But, with powerlooms and branded products sweeping the consumer markets with cheaper products and newer designs, the handloom industry has been going downhill over the years, forcing many weavers in several traditional handloom hubs to migrate to other regions and professions to earn their livelihood. According to a labour ministry report, employment in the handloom/powerloom sector declined by 11,000 as of March 2015 from a year earlier.

With the entry of ecommerce players, artisans can hope for a revival in their fortunes as they get direct access to consumers around the world and that too without having to deal with middlemen.

In June, Snapdeal partnered with Himachal Pradesh government to launch a 'special ecommerce zone' to facilitate sale of local handicraft and other products while Flipkart has launched 'India Art House' to push traditional fashion.

Mumbai-based Craftsvilla, which has around 150 artisans supplying art and craft to them, is working towards creating its own private label where base-level weavers and artisans will make products exclusively for them. "A lot of the traditional handwoven designs have become old-fashioned," said Manoj Gupta, founder of Craftsvilla. "We need to contemporise it for our young shoppers. Thus, we are hiring NIFT designers to become the voice of ethnic designs," he said.

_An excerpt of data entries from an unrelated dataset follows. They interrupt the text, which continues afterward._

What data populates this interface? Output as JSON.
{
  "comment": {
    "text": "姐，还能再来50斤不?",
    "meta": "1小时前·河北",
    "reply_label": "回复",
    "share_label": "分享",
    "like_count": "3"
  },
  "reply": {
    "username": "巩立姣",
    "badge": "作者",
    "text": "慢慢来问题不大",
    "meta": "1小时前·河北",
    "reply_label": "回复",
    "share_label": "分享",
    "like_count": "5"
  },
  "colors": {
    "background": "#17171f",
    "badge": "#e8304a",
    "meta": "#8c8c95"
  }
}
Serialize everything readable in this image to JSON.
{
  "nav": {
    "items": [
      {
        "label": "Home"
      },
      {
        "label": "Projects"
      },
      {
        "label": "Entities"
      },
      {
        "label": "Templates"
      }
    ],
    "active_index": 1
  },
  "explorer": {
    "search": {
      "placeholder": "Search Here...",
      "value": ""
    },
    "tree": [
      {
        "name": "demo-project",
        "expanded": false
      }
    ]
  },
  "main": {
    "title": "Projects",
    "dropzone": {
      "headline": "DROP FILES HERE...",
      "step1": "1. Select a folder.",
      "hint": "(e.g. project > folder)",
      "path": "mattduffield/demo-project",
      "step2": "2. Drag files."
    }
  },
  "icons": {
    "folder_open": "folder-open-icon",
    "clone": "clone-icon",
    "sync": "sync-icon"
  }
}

The online industry is not only helping weavers expand nationally but they are also proving a window of opportunity to sell their products in the global market. That means the sellers don't necessarily depend on seasonality.

Rahul Narvekar, CEO of Indianroots.com, said the portal gets most of its orders from abroad, adding that it sold a handwoven stole worth Rs 19 lakh in Malaysia a few months back.

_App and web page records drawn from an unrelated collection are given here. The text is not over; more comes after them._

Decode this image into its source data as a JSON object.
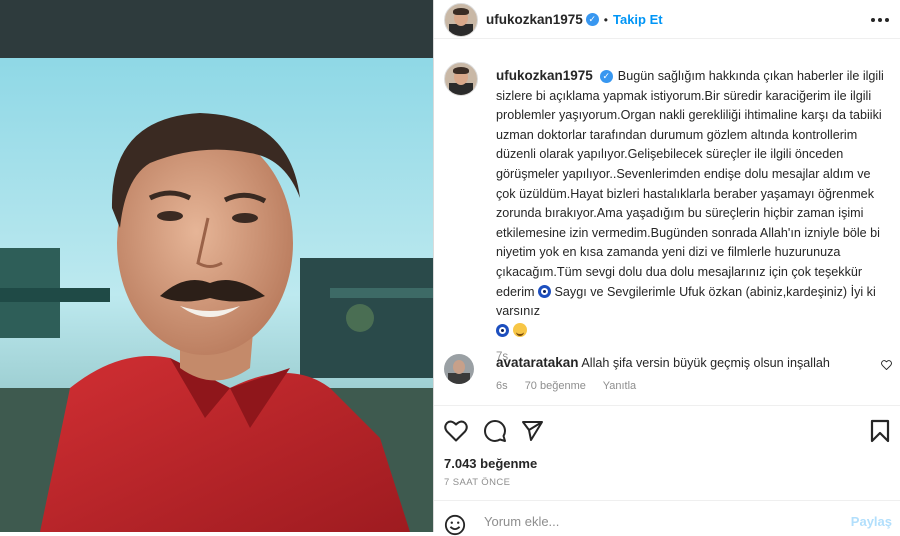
{
  "post": {
    "username": "ufukozkan1975",
    "verified_mark": "✓",
    "separator": "•",
    "follow_label": "Takip Et",
    "more_icon": "more-options-icon"
  },
  "caption": {
    "username": "ufukozkan1975",
    "text": "Bugün sağlığım hakkında çıkan haberler ile ilgili sizlere bi açıklama yapmak istiyorum.Bir süredir karaciğerim ile ilgili problemler yaşıyorum.Organ nakli gerekliliği ihtimaline karşı da tabiiki uzman doktorlar tarafından durumum gözlem altında kontrollerim düzenli olarak yapılıyor.Gelişebilecek süreçler ile ilgili önceden görüşmeler yapılıyor..Sevenlerimden endişe dolu mesajlar aldım ve çok üzüldüm.Hayat bizleri hastalıklarla beraber yaşamayı öğrenmek zorunda bırakıyor.Ama yaşadığım bu süreçlerin hiçbir zaman işimi etkilemesine izin vermedim.Bugünden sonrada Allah'ın izniyle böle bi niyetim yok en kısa zamanda yeni dizi ve filmlerle huzurunuza çıkacağım.Tüm sevgi dolu dua dolu mesajlarınız için çok teşekkür ederim",
    "text_2": "Saygı ve Sevgilerimle Ufuk özkan (abiniz,kardeşiniz) İyi ki varsınız",
    "age": "7s"
  },
  "comment": {
    "username": "avataratakan",
    "text": "Allah şifa versin büyük geçmiş olsun inşallah",
    "age": "6s",
    "likes": "70 beğenme",
    "reply_label": "Yanıtla"
  },
  "stats": {
    "likes": "7.043 beğenme",
    "time": "7 SAAT ÖNCE"
  },
  "comment_input": {
    "placeholder": "Yorum ekle...",
    "post_label": "Paylaş"
  },
  "colors": {
    "accent": "#0095f6",
    "verified": "#3897f0",
    "shirt": "#c9252b"
  }
}
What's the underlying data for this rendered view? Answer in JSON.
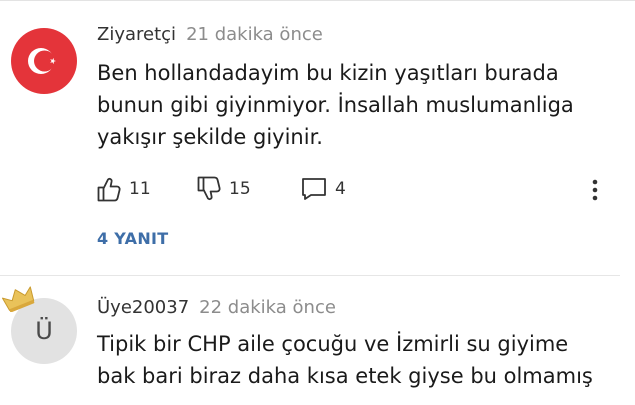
{
  "comments": [
    {
      "user": "Ziyaretçi",
      "time": "21 dakika önce",
      "lines": [
        "Ben hollandadayim bu kizin yaşıtları burada",
        "bunun gibi giyinmiyor. İnsallah muslumanliga",
        "yakışır şekilde giyinir."
      ],
      "avatar_icon": "turkish-flag-icon",
      "likes": "11",
      "dislikes": "15",
      "reply_count": "4",
      "replies_label": "4 YANIT"
    },
    {
      "user": "Üye20037",
      "time": "22 dakika önce",
      "avatar_letter": "Ü",
      "avatar_badge_icon": "crown-icon",
      "lines": [
        "Tipik bir CHP aile çocuğu ve İzmirli su giyime",
        "bak bari biraz daha kısa etek giyse bu olmamış"
      ]
    }
  ],
  "colors": {
    "flag_red": "#e4343a",
    "link_blue": "#3e6ea8",
    "crown_gold": "#e9c25a",
    "muted_text": "#8c8c8c"
  }
}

Manish Ramakant, a weaver of Paithani silk sarees, said his business has grown by 40% last year on the back of online orders from abroad. "Demand for Paithani sarees is the highest during the wedding season; rest of the months, we remained unemployed. However, online international orders now ensures work round the clock today," he said.

With the newfound markets and vigour, Ramakant, 39, has now ventured into home decor and has started interacting with buyers and designers through Whatsapp.

Experts point out that ecommerce players help handloom weavers overcome their biggest challenge: easy and quality access to consumers.

At present handloom products are mostly sold through central and state government emporiums. "The emporiums, run by bureaucrats, are not well maintained. Hence, there is hardly any good retail outlet for artisans," said Arvind Singhal, chairman and managing director of consultancy firm Technopak.

Devangshu Dutta, CEO of retail consultancy firm Third Eyesight, said the government should get out of retail business. "Business is not a government's job. Its job is to run the country," he said. "The supplier, distributor and the consumer make an ecosystem. Hence, this has to be individual and business-led. I think the government should get out of the way."

Also, with most ecommerce players dealing directly with traditional weavers, artisans are earning better margins that would otherwise go to middlemen.

"I was affected by middlemen. Now, for the past one-and-half years I have been working directly with designers and online companies. I have cut down nearly 60% of middlemen," said Asif Ansari who makes Maheshwari sarees. This has helped the weaver from Maheshwar in Madhya Pradesh improve his margin to 35%-40% from earlier 15%-20%.

However, the world of ecommerce is not without any tension for handloom weavers. Fear of duplication and lack of awareness among consumers are among the main issues weavers face in the online retail space. This sometimes force them to cut down their margins.

What is applicable to Katoria's Banka silk weavers is applicable to any other industry or trade facing challenges of demand. One of the problems facing many quality traditional sectors is the absence of information about such products, especially luxury or niche items as well as non-traditional art and craft. This is where online retail, which doubles as shop and catalogue, can be helpful. If online companies resurrect traditional sari production, they can certainly do the same for artwork and handicrafts that need to find their markets which are probably just waiting 'to be told' that they are there to be procured.

(Published in The Economic Times.)

 
© Copyright Third Eyesight All Rights Reserved